Mexican security forces have stopped a caravan of close to 2,000 migrants after they crossed through Mexico’s southern border with Guatemala. The group had hoped to eventually reach the United States.
This is just the latest action taken by Mexican authorities to crack down on flows of mainly Central American migrants hoping to pass through Mexico to reach the U.S.
The caravan, composed mainly of Central American, Caribbean, and African migrants, had made it about 20 miles north of the southern Mexican city of Tapachula when they were greeted by hundreds of armed federal police and National Guardsmen who blocked both sides of the highway, the Associated Press reports.
The migrants were then collected and placed onto buses which headed south back to Tapachula.
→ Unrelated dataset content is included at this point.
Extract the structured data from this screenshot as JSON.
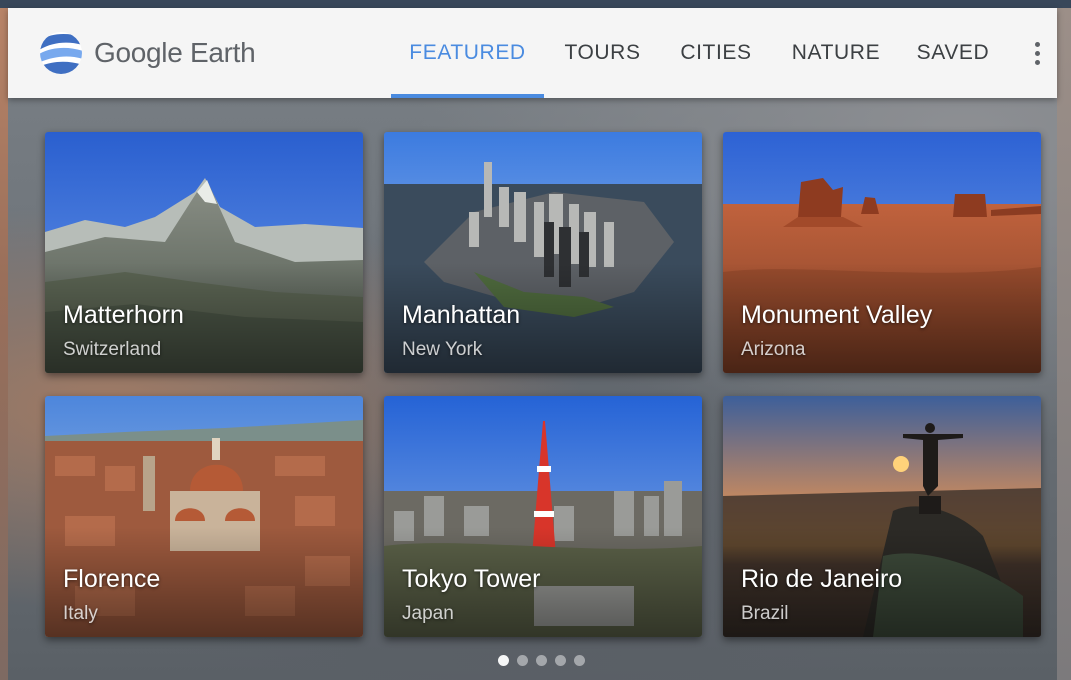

About 150 migrants are said to have walked back on foot.
The event is a clear indication that U.S. President Donald Trump has succeeded – at least somewhat – in pressuring Mexican authorities to take action to control the immigration crisis.
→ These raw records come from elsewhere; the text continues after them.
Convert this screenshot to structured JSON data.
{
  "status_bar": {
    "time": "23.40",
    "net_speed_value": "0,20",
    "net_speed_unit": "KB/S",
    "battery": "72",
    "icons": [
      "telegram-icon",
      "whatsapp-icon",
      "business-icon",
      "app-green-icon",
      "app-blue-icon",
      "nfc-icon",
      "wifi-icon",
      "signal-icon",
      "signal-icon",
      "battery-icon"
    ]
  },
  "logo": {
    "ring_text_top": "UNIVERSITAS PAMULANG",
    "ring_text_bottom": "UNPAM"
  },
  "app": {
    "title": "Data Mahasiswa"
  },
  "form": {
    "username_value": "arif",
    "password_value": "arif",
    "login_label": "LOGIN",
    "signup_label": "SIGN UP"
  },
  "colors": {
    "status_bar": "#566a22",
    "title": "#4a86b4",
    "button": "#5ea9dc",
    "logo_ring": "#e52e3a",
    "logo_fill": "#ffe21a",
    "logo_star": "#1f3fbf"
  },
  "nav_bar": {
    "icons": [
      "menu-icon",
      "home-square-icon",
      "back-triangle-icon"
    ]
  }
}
“Mexico’s enhanced border security efforts along their southern border continue to have a dramatic impact on this regional crisis. I just returned from Mexico where we had collaborative discussions on stemming the flow of illegal migration throughout the region,” Mark Morgan, the acting commissioner of Customs and Border Protection, announced on Sunday.
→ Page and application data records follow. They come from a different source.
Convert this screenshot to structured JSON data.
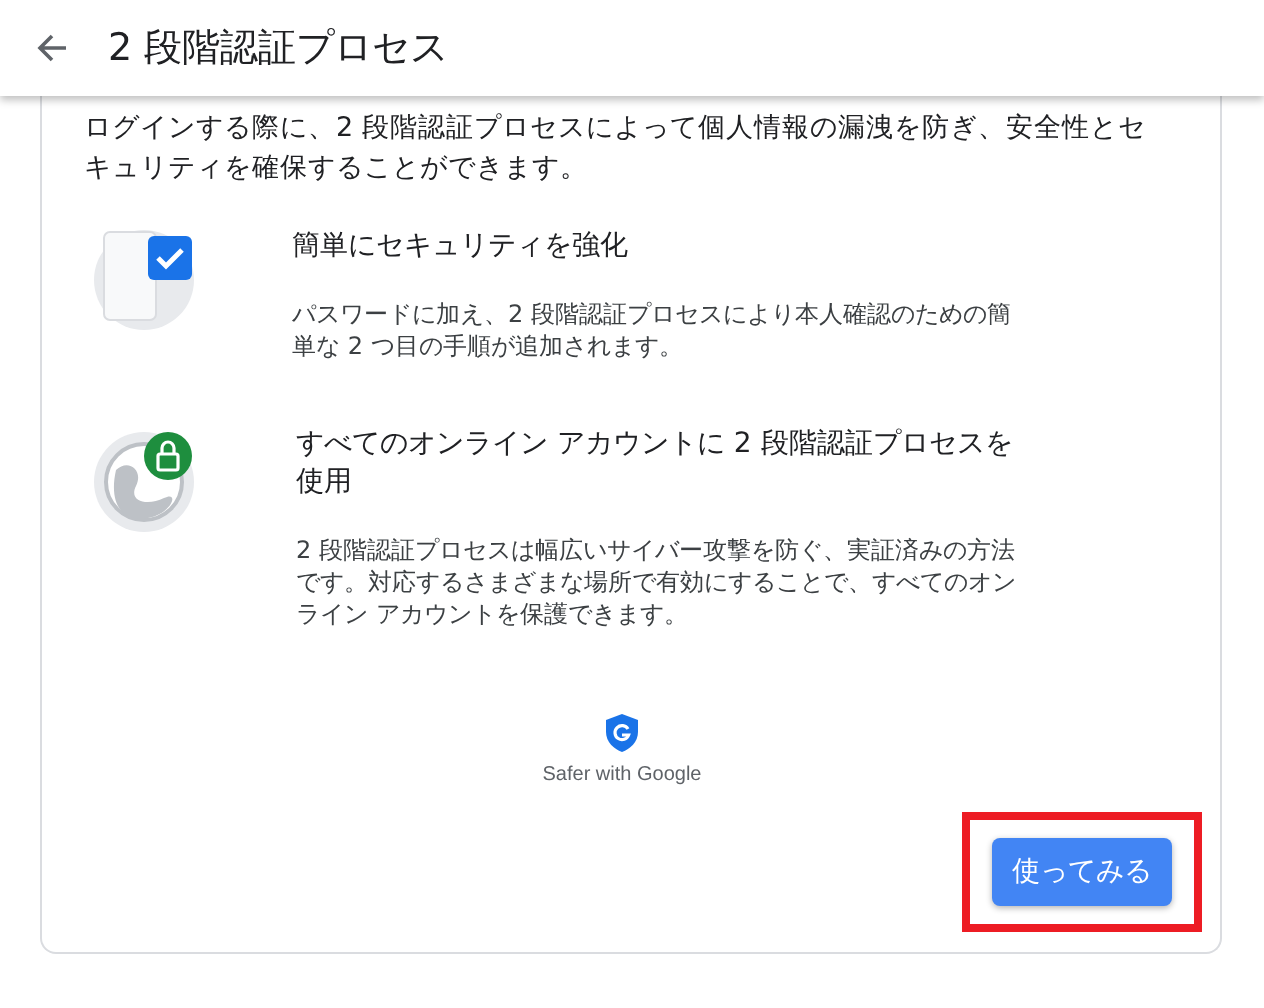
{
  "header": {
    "title": "2 段階認証プロセス"
  },
  "intro": "ログインする際に、2 段階認証プロセスによって個人情報の漏洩を防ぎ、安全性とセキュリティを確保することができます。",
  "features": [
    {
      "kind": "phone",
      "title": "簡単にセキュリティを強化",
      "description": "パスワードに加え、2 段階認証プロセスにより本人確認のための簡単な 2 つ目の手順が追加されます。"
    },
    {
      "kind": "globe",
      "title": "すべてのオンライン アカウントに 2 段階認証プロセスを使用",
      "description": "2 段階認証プロセスは幅広いサイバー攻撃を防ぐ、実証済みの方法です。対応するさまざまな場所で有効にすることで、すべてのオンライン アカウントを保護できます。"
    }
  ],
  "badge": {
    "caption": "Safer with Google"
  },
  "button": {
    "label": "使ってみる",
    "highlighted": true
  }
}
For years now, Tapachula has acted as a transit hub for migrants coming from Central America who are hoping to make the United States their new home.
Amado Ramirez, a Honduran migrant who’s been living in Tapachula waiting for transit papers to make his way to the United States, told AP: “I want to pass through Mexico, I don’t want to live here”.
Despite being free to leave Mexico and return to where they originally came from, most migrants remain hellbent on reaching the United States. This is led to clashes between Mexican authorities and groups of frustrated migrants.
In 2019, alone, more than 500,000 Central American migrants entered Mexico with hopes to make it to the United States.